Every customer interaction; every part of a website; every advertising or sales campaign; every email, either marketing or transactional; every line of copy, colour choice, or animation detail — every decision that translates an internal “thing” and presents it to the world is a small part of a company’s brand. And the table-stake expectations that the customer or prospect has in terms of quality, responsiveness and thoroughness from the companies they purchase from are simply higher now than ever before.
With all of this in mind, it can sometimes be hard to evaluate what should be considered up front versus what can safely get kicked down the road during the actual branding process.
Branding As A Commitment
If you think of a brief for a brand identity, it’s often to create an identity or “design system.” But this focus, while well-intentioned and undeniably the creative core, is only part of this larger ecosystem. To commit to branding is to commit to both the creation as well as ongoing development and stewardship of the holistic identity of the company over time, not just the creation of the logo or a set of brand guidelines.
Copywriting and language matters just as much as the design or imagery. A call centre script (or call centre staff autonomy) matters just as much as the app’s experience design. The decision about how frequent or how sparse an email automation cadence should be matters just as much as the words, the images, or the calls-to-action themselves. This level of necessary attention applies as much to the largest banks and telcos as it does to the neighbourhood bake shop; the difference lays solely in the number of outputs or things to consider.
While customer research and competitive analysis are important factors, the most crucial elements are the ones that are the hardest to precisely define: what is the essence of this company? Why does this essence matter to our customers or prospects? And by what techniques or in what arenas can it best be communicated?
Simon Sinek’s landmark Start With Why TED talk is, coincidentally enough, a good starting point. Jake Knapp’s/Google Venture’s Three-Hour Brand Sprint is a great first exercise for an executive or internal team to undertake, with or without a strategist alongside for guidance, as a first step before engaging any design, writing or development help.

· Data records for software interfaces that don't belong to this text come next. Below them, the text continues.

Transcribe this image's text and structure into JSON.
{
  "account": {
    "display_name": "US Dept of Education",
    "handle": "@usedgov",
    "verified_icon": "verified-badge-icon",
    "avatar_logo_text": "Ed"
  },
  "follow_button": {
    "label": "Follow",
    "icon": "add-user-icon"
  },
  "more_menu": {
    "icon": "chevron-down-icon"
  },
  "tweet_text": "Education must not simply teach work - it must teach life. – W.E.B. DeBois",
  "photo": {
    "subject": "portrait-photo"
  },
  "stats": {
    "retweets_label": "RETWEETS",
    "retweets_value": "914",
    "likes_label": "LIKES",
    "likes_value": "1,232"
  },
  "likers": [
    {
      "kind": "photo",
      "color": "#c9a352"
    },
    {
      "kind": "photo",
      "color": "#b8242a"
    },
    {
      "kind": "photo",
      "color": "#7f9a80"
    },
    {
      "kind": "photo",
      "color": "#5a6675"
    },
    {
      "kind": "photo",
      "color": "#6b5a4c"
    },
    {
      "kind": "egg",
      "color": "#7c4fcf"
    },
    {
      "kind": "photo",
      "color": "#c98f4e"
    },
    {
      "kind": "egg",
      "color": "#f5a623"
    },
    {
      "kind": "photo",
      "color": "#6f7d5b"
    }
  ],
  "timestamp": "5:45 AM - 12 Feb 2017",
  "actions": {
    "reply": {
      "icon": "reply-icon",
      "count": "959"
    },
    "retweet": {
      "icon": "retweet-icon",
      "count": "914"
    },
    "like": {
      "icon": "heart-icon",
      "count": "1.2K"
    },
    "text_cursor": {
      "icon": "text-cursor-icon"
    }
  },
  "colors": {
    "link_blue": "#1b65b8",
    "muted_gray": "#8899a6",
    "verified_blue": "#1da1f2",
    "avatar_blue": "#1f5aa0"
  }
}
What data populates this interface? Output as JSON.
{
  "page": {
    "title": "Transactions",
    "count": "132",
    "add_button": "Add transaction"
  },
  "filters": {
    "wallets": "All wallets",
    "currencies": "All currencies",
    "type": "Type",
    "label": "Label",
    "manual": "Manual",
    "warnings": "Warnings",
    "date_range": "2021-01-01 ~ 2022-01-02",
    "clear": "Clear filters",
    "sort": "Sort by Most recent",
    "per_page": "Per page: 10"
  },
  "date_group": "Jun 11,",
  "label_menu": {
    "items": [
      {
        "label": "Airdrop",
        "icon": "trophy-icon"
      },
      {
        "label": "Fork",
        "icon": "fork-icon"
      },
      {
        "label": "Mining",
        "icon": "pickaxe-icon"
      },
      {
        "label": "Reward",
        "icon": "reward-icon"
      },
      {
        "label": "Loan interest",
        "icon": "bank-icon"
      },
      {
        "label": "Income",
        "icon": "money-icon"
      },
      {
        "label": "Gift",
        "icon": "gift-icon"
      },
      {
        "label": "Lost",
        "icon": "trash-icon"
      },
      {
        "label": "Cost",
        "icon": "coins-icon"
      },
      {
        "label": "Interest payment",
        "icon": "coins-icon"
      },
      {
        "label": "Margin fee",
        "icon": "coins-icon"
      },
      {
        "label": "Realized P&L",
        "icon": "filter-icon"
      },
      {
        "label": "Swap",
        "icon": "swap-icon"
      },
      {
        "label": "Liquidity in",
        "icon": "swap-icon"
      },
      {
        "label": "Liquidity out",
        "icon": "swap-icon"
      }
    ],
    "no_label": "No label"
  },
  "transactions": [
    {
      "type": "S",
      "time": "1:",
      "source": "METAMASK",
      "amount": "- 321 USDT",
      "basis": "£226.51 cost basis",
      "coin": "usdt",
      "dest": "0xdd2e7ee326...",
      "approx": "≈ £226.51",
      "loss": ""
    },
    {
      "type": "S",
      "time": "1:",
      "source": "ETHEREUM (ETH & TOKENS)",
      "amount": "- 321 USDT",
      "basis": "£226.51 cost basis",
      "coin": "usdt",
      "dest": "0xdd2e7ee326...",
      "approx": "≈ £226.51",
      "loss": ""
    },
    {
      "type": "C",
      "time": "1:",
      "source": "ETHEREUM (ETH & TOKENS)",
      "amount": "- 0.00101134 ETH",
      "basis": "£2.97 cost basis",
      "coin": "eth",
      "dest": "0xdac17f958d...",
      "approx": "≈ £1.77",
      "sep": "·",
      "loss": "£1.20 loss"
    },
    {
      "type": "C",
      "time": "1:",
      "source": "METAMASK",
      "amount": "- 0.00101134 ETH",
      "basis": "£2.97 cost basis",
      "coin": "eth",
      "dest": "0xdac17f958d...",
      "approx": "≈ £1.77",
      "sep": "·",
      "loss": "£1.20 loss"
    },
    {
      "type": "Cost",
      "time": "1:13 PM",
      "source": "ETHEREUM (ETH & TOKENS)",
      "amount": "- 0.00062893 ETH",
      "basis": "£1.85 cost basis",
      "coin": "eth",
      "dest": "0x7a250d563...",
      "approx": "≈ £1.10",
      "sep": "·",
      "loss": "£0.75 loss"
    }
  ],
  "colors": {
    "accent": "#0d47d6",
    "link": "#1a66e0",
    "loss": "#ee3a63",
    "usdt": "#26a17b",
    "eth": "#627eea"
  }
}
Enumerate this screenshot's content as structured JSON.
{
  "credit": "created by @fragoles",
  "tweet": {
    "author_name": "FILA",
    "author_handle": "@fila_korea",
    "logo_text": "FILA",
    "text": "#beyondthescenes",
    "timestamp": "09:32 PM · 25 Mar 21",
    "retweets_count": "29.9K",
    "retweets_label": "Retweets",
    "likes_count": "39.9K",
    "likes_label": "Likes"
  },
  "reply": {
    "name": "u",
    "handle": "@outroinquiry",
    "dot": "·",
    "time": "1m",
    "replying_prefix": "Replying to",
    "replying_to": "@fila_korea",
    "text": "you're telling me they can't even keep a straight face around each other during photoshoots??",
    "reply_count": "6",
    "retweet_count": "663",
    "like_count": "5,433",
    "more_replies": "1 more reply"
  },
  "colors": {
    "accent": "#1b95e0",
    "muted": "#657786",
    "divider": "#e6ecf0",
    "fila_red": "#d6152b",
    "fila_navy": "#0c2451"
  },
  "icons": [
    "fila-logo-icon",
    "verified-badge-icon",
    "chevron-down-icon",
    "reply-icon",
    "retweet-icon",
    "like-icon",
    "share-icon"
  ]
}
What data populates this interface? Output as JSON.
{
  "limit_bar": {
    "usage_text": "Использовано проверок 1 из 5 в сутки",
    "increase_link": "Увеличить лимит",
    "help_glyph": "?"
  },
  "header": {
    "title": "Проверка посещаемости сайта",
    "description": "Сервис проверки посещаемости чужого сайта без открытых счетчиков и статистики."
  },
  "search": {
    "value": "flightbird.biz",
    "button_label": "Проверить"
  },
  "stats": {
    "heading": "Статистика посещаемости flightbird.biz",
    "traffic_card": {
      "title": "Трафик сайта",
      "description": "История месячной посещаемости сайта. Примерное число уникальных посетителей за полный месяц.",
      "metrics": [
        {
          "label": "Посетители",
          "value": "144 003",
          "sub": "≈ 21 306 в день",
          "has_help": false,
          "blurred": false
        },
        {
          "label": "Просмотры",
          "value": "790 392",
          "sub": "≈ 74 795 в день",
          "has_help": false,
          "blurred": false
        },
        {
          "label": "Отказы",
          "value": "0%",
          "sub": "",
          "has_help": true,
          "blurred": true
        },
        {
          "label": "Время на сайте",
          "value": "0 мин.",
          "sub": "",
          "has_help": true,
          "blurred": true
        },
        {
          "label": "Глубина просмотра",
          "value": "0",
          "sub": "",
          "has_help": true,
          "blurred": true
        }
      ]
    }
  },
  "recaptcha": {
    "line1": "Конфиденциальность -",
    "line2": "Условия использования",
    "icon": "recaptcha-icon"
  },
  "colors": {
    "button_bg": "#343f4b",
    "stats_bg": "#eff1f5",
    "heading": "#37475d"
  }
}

At that point, the creation of the brand identity, website, guidelines, launch ad campaigns, packaging and the like can begin. Because while these are all crucial elements, with a great deal of expertise and effort required to successfully bring them to life, at the end of the day — they’re all outputs. Expressions of emotion or information to users and customers they may be, but without first establishing a solid grounding in what the company truly stands for, the threads will start to fray within a surprisingly quick amount of time.
Expanding the Notion of Branding
The exact methods of how to balance these key initial branding decisions with how to evolve it over time is unique to every engagement, as are the decisions that need to be made in terms of what can be managed internally versus what requires professional help. It’s as much a reactive process as it is a proactive one, and not every answer will be fully knowable at the outset.
But approaching the branding or rebranding of your company with a shift of mindset away from viewing it as a “one and done” investment of time and resources into an ongoing “nurture and grow” approach is already a solid start.
A new, MBA-level term isn’t needed to describe this new approach.
Rather, simply expanding the notion of branding to allow it to evolve over time is all that’s needed to holistically evaluate your company and allow you, your team, and your agenc(ies) to figure out how to best present it to the world — at every touchpoint, to every customer, in a way that’s true to them and true to you.